Fiscella et al ("Implementing Opioid Treatment in Correctional Facilities, JAMA Internal Medicine, online pub ahead of print, 30 July 2018) are generally correct in noting that "attitudinal" barriers prevent the treatment of OUD (Opioid Use Disorder, as defined in the DSM) in detention (jail, prison, or otherwise). This is a polite way of stating that American correctional facilities, in line with a distinctly American view of OUD treatment (as opposed to European and elsewhere), are largely pro-abstinence and anti-MAT (Medication Assisted Treatment).

Within MAT, there are basically three options for medication in the US, as the
authors note: methadone, buprenorphine, and naltrexone. It is quite telling that US prisons are now adopting long-acting naltrexone as a "treatment" for OUD, because unlike buprenorphine and naltrexone, it is an opioid antagonist that deflects the psychotropic effects of opioids, but has no evidence-based efficacy in treating OUD. In short, it "enforces" abstinence by disabling the psychotropic effects of opioids.

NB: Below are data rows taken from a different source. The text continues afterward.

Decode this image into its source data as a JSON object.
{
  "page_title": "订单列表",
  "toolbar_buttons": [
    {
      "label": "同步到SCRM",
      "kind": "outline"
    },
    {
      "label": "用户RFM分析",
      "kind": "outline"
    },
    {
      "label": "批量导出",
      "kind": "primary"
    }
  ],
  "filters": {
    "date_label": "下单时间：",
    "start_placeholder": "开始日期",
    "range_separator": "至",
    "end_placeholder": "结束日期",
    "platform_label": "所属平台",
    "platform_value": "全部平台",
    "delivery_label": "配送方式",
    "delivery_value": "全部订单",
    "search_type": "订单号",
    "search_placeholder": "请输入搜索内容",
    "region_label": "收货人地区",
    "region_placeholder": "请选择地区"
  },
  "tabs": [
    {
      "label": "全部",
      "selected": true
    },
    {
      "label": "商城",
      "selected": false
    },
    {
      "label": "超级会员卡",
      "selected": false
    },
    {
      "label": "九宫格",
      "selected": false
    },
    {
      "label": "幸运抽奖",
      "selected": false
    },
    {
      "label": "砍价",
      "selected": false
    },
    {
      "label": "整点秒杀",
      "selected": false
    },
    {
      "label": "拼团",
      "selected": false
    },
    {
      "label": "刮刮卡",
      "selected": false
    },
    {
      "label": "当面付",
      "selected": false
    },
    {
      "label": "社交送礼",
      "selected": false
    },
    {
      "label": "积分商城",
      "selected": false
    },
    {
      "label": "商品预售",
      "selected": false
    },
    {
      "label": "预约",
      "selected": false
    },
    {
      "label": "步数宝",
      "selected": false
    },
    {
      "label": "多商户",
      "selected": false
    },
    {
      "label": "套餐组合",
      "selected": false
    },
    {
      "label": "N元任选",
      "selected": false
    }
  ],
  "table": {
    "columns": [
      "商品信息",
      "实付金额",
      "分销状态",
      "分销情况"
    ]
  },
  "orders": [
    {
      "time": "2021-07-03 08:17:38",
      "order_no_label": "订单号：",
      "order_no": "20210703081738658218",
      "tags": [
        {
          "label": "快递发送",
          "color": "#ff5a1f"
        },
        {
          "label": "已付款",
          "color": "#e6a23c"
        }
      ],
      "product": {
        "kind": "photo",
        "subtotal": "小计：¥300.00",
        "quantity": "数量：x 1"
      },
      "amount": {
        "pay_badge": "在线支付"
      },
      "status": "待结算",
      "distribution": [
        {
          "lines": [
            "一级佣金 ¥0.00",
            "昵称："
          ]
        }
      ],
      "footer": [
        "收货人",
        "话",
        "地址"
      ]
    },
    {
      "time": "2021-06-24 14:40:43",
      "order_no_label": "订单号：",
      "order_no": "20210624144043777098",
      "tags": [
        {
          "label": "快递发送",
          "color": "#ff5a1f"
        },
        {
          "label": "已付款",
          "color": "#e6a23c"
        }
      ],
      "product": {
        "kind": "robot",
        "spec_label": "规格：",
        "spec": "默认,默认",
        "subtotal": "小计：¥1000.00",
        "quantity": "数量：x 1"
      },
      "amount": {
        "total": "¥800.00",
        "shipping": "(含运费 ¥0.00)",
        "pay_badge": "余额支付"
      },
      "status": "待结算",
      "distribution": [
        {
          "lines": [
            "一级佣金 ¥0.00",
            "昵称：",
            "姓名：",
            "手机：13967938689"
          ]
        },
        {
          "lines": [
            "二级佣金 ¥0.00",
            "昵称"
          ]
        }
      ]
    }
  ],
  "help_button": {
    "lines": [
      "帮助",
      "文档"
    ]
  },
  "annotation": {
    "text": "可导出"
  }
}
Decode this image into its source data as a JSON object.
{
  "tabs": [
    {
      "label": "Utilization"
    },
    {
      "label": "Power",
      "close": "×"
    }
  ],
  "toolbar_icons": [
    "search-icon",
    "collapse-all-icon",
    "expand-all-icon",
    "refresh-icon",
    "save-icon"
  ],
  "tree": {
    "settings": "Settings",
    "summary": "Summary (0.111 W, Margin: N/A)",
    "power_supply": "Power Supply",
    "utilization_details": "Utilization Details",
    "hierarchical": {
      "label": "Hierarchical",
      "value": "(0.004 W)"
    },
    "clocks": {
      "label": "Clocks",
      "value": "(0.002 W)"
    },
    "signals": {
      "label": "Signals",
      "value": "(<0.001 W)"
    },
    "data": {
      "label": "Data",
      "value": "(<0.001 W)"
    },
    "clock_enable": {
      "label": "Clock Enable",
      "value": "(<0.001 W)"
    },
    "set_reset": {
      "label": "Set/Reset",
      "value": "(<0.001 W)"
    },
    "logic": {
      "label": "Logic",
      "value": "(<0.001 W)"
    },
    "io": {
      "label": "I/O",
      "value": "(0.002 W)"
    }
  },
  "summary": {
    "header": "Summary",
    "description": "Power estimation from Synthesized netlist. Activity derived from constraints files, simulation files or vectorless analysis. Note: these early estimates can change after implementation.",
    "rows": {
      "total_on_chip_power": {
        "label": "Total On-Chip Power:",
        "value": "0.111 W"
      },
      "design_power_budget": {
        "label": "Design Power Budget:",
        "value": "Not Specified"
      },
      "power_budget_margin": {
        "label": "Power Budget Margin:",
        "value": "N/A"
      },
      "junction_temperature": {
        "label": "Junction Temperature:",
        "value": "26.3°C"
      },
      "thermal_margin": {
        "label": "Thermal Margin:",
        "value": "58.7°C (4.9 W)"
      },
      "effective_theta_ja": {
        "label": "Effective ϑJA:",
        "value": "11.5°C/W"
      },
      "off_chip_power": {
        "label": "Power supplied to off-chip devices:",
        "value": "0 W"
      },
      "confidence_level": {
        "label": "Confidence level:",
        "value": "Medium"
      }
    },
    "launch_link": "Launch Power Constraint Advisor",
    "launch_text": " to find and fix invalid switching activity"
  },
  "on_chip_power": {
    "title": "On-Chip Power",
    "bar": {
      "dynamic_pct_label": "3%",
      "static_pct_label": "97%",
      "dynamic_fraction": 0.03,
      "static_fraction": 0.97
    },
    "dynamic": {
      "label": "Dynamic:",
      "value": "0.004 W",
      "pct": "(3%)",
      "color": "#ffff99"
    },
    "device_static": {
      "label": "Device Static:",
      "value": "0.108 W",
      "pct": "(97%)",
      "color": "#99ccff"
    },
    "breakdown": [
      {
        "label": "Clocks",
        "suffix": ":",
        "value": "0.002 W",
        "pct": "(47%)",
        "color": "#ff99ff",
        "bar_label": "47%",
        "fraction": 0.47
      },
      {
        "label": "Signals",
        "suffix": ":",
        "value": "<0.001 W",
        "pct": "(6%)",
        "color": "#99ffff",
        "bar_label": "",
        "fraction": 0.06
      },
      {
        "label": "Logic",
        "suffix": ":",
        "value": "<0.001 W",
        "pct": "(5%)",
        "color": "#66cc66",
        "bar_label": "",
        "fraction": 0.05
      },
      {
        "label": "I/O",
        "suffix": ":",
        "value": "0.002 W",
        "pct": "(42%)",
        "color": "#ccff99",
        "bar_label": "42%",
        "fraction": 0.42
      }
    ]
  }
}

There is an irony here unique to prisons and other compulsory environments: the reason that naltrexone has no efficacy (in trials outside of prisons) is primarily due to lack of adherence. So, when patients are deprived of their liberties, and must take naltrexone (either in short or long-acting form), it is much more likely to "work". Put more simply, it doesn't work unless you can *compel* the patient to take it, and even then it just enforces absence by reducing or eliminating the psychotropic effect of opioids. Patients generally won't take it voluntarily, or at least, they won't take it for very long, in a voluntary environment.

Of course, naltrexone will not help the OUD patient-prisoner. Worse still, it will ultimately harm this patient population. In fact, the long-term expected mortality rate from overdose should be even higher, given that regular naltrexone administration reduces tolerance (upon termination of a course of naltrexone Tx), and that recently-discharged detainees are the highest-risk group for lethal overdoses. (See Strang, JS, "Death Matters", Addiction UK, 2015)
American attitudes towards using opioids (or partial agonists) to treat OUD are increasing mortality, now so in prisons even more than in the general population.  Until we let medical science dictate medical policy, instead of "attitudes" based on ignorance of the scientific evidence, the United States will continue to have the highest per-capita OUD mortality rate. 

Devin Hosea
Princeton, New Jersey

Attitudinal barriers to treatment of OUD
Jim Recht, MD | Cambridge Health Alliance Dept. of Psychiatry, Harvard Medical School
This excellent paper spells out some of our barriers to appropriate treatment, and hints at others. Thanks to Devin Hosea for his thoughtful and incisive comment (below).